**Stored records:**
::::::::

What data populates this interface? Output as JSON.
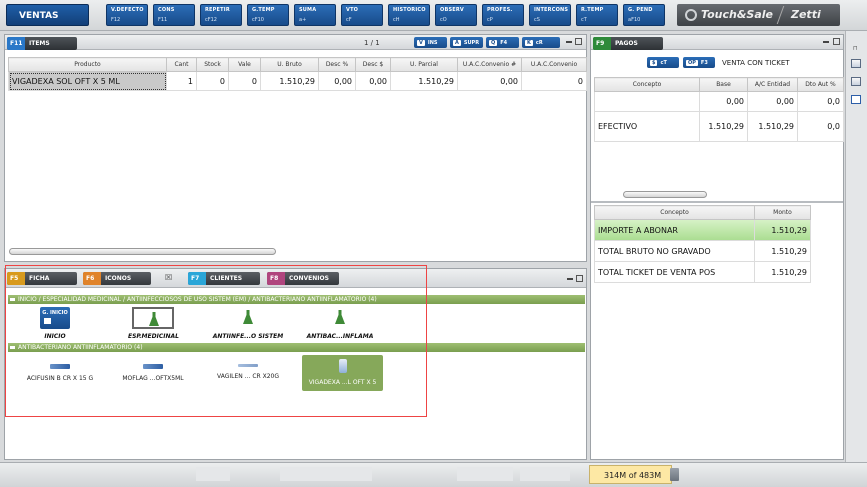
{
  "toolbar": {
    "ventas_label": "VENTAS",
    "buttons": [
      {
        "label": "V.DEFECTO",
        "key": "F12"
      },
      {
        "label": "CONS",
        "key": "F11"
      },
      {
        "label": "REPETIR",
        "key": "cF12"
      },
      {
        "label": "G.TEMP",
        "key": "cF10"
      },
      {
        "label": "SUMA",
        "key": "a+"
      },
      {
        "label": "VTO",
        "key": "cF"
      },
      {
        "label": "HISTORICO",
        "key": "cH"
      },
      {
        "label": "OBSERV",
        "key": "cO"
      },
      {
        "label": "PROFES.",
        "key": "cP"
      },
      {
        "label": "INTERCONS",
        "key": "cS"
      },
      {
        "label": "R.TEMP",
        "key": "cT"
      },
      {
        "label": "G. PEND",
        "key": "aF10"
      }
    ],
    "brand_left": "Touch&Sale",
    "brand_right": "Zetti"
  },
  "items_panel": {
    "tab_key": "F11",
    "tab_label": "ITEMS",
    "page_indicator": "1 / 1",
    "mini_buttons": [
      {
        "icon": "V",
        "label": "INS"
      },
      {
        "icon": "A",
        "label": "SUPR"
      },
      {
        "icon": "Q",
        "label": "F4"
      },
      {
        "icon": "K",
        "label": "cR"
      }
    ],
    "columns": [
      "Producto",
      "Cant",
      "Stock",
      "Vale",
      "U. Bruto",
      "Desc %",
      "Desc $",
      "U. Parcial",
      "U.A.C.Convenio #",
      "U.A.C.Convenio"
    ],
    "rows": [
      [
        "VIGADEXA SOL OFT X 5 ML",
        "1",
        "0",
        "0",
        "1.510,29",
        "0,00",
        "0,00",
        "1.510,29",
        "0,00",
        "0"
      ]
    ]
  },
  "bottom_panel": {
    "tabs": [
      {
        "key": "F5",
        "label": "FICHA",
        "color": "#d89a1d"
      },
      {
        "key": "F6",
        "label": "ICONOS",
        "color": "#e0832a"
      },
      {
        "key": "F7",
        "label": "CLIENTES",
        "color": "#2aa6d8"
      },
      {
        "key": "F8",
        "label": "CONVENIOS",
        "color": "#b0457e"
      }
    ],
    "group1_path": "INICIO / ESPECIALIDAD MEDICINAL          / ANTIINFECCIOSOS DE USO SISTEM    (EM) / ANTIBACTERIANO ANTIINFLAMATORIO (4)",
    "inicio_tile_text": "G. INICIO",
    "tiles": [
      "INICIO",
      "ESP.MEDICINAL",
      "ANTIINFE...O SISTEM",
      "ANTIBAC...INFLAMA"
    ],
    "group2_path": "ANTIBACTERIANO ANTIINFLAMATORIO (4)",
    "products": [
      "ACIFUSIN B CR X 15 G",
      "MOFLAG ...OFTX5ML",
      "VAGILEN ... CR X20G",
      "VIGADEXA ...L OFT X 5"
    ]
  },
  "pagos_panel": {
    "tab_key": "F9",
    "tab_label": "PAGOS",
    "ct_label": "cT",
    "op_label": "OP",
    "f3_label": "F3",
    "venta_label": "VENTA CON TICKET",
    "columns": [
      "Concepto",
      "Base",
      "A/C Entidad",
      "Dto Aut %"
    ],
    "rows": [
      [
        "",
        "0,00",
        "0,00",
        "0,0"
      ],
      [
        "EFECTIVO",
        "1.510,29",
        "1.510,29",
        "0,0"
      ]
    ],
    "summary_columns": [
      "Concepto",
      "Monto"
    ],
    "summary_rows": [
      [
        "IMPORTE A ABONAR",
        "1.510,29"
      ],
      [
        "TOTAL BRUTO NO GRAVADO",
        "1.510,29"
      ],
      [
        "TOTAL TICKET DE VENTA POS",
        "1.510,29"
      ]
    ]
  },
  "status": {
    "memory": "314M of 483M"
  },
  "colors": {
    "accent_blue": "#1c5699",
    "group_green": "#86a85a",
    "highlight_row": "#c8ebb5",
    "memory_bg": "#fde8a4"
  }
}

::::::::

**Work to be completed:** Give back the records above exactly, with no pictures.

**Response to the task:**
What data populates this interface? Output as JSON.
{
  "toolbar": {
    "ventas_label": "VENTAS",
    "buttons": [
      {
        "label": "V.DEFECTO",
        "key": "F12"
      },
      {
        "label": "CONS",
        "key": "F11"
      },
      {
        "label": "REPETIR",
        "key": "cF12"
      },
      {
        "label": "G.TEMP",
        "key": "cF10"
      },
      {
        "label": "SUMA",
        "key": "a+"
      },
      {
        "label": "VTO",
        "key": "cF"
      },
      {
        "label": "HISTORICO",
        "key": "cH"
      },
      {
        "label": "OBSERV",
        "key": "cO"
      },
      {
        "label": "PROFES.",
        "key": "cP"
      },
      {
        "label": "INTERCONS",
        "key": "cS"
      },
      {
        "label": "R.TEMP",
        "key": "cT"
      },
      {
        "label": "G. PEND",
        "key": "aF10"
      }
    ],
    "brand_left": "Touch&Sale",
    "brand_right": "Zetti"
  },
  "items_panel": {
    "tab_key": "F11",
    "tab_label": "ITEMS",
    "page_indicator": "1 / 1",
    "mini_buttons": [
      {
        "icon": "V",
        "label": "INS"
      },
      {
        "icon": "A",
        "label": "SUPR"
      },
      {
        "icon": "Q",
        "label": "F4"
      },
      {
        "icon": "K",
        "label": "cR"
      }
    ],
    "columns": [
      "Producto",
      "Cant",
      "Stock",
      "Vale",
      "U. Bruto",
      "Desc %",
      "Desc $",
      "U. Parcial",
      "U.A.C.Convenio #",
      "U.A.C.Convenio"
    ],
    "rows": [
      [
        "VIGADEXA SOL OFT X 5 ML",
        "1",
        "0",
        "0",
        "1.510,29",
        "0,00",
        "0,00",
        "1.510,29",
        "0,00",
        "0"
      ]
    ]
  },
  "bottom_panel": {
    "tabs": [
      {
        "key": "F5",
        "label": "FICHA",
        "color": "#d89a1d"
      },
      {
        "key": "F6",
        "label": "ICONOS",
        "color": "#e0832a"
      },
      {
        "key": "F7",
        "label": "CLIENTES",
        "color": "#2aa6d8"
      },
      {
        "key": "F8",
        "label": "CONVENIOS",
        "color": "#b0457e"
      }
    ],
    "group1_path": "INICIO / ESPECIALIDAD MEDICINAL          / ANTIINFECCIOSOS DE USO SISTEM    (EM) / ANTIBACTERIANO ANTIINFLAMATORIO (4)",
    "inicio_tile_text": "G. INICIO",
    "tiles": [
      "INICIO",
      "ESP.MEDICINAL",
      "ANTIINFE...O SISTEM",
      "ANTIBAC...INFLAMA"
    ],
    "group2_path": "ANTIBACTERIANO ANTIINFLAMATORIO (4)",
    "products": [
      "ACIFUSIN B CR X 15 G",
      "MOFLAG ...OFTX5ML",
      "VAGILEN ... CR X20G",
      "VIGADEXA ...L OFT X 5"
    ]
  },
  "pagos_panel": {
    "tab_key": "F9",
    "tab_label": "PAGOS",
    "ct_label": "cT",
    "op_label": "OP",
    "f3_label": "F3",
    "venta_label": "VENTA CON TICKET",
    "columns": [
      "Concepto",
      "Base",
      "A/C Entidad",
      "Dto Aut %"
    ],
    "rows": [
      [
        "",
        "0,00",
        "0,00",
        "0,0"
      ],
      [
        "EFECTIVO",
        "1.510,29",
        "1.510,29",
        "0,0"
      ]
    ],
    "summary_columns": [
      "Concepto",
      "Monto"
    ],
    "summary_rows": [
      [
        "IMPORTE A ABONAR",
        "1.510,29"
      ],
      [
        "TOTAL BRUTO NO GRAVADO",
        "1.510,29"
      ],
      [
        "TOTAL TICKET DE VENTA POS",
        "1.510,29"
      ]
    ]
  },
  "status": {
    "memory": "314M of 483M"
  },
  "colors": {
    "accent_blue": "#1c5699",
    "group_green": "#86a85a",
    "highlight_row": "#c8ebb5",
    "memory_bg": "#fde8a4"
  }
}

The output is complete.